▼▼▼

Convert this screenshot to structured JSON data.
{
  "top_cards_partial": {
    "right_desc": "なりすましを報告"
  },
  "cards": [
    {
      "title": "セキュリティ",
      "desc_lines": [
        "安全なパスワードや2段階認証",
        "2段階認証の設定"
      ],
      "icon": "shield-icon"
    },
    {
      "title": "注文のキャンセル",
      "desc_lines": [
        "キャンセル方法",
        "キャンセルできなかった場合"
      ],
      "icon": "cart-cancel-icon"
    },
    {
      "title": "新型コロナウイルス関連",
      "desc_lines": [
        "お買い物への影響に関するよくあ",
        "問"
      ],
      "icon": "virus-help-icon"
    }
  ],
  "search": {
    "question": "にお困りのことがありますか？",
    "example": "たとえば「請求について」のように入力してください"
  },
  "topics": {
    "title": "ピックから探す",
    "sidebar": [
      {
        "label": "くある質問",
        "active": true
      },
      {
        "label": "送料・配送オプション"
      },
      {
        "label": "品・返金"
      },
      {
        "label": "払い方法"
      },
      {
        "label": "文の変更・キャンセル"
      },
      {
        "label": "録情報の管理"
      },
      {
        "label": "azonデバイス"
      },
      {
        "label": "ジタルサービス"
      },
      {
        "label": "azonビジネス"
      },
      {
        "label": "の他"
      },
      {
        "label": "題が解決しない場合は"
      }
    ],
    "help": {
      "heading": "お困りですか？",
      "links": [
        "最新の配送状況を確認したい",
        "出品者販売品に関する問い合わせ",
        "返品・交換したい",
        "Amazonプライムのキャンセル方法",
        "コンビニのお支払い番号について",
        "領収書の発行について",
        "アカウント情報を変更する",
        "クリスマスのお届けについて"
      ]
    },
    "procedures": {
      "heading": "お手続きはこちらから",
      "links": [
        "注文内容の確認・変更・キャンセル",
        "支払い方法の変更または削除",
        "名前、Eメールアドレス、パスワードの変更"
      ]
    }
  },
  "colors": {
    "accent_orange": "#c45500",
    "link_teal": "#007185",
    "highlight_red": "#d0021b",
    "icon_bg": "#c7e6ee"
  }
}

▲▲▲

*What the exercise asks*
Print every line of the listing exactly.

*Task solution*
Convert this screenshot to structured JSON data.
{
  "top_cards_partial": {
    "right_desc": "なりすましを報告"
  },
  "cards": [
    {
      "title": "セキュリティ",
      "desc_lines": [
        "安全なパスワードや2段階認証",
        "2段階認証の設定"
      ],
      "icon": "shield-icon"
    },
    {
      "title": "注文のキャンセル",
      "desc_lines": [
        "キャンセル方法",
        "キャンセルできなかった場合"
      ],
      "icon": "cart-cancel-icon"
    },
    {
      "title": "新型コロナウイルス関連",
      "desc_lines": [
        "お買い物への影響に関するよくあ",
        "問"
      ],
      "icon": "virus-help-icon"
    }
  ],
  "search": {
    "question": "にお困りのことがありますか？",
    "example": "たとえば「請求について」のように入力してください"
  },
  "topics": {
    "title": "ピックから探す",
    "sidebar": [
      {
        "label": "くある質問",
        "active": true
      },
      {
        "label": "送料・配送オプション"
      },
      {
        "label": "品・返金"
      },
      {
        "label": "払い方法"
      },
      {
        "label": "文の変更・キャンセル"
      },
      {
        "label": "録情報の管理"
      },
      {
        "label": "azonデバイス"
      },
      {
        "label": "ジタルサービス"
      },
      {
        "label": "azonビジネス"
      },
      {
        "label": "の他"
      },
      {
        "label": "題が解決しない場合は"
      }
    ],
    "help": {
      "heading": "お困りですか？",
      "links": [
        "最新の配送状況を確認したい",
        "出品者販売品に関する問い合わせ",
        "返品・交換したい",
        "Amazonプライムのキャンセル方法",
        "コンビニのお支払い番号について",
        "領収書の発行について",
        "アカウント情報を変更する",
        "クリスマスのお届けについて"
      ]
    },
    "procedures": {
      "heading": "お手続きはこちらから",
      "links": [
        "注文内容の確認・変更・キャンセル",
        "支払い方法の変更または削除",
        "名前、Eメールアドレス、パスワードの変更"
      ]
    }
  },
  "colors": {
    "accent_orange": "#c45500",
    "link_teal": "#007185",
    "highlight_red": "#d0021b",
    "icon_bg": "#c7e6ee"
  }
}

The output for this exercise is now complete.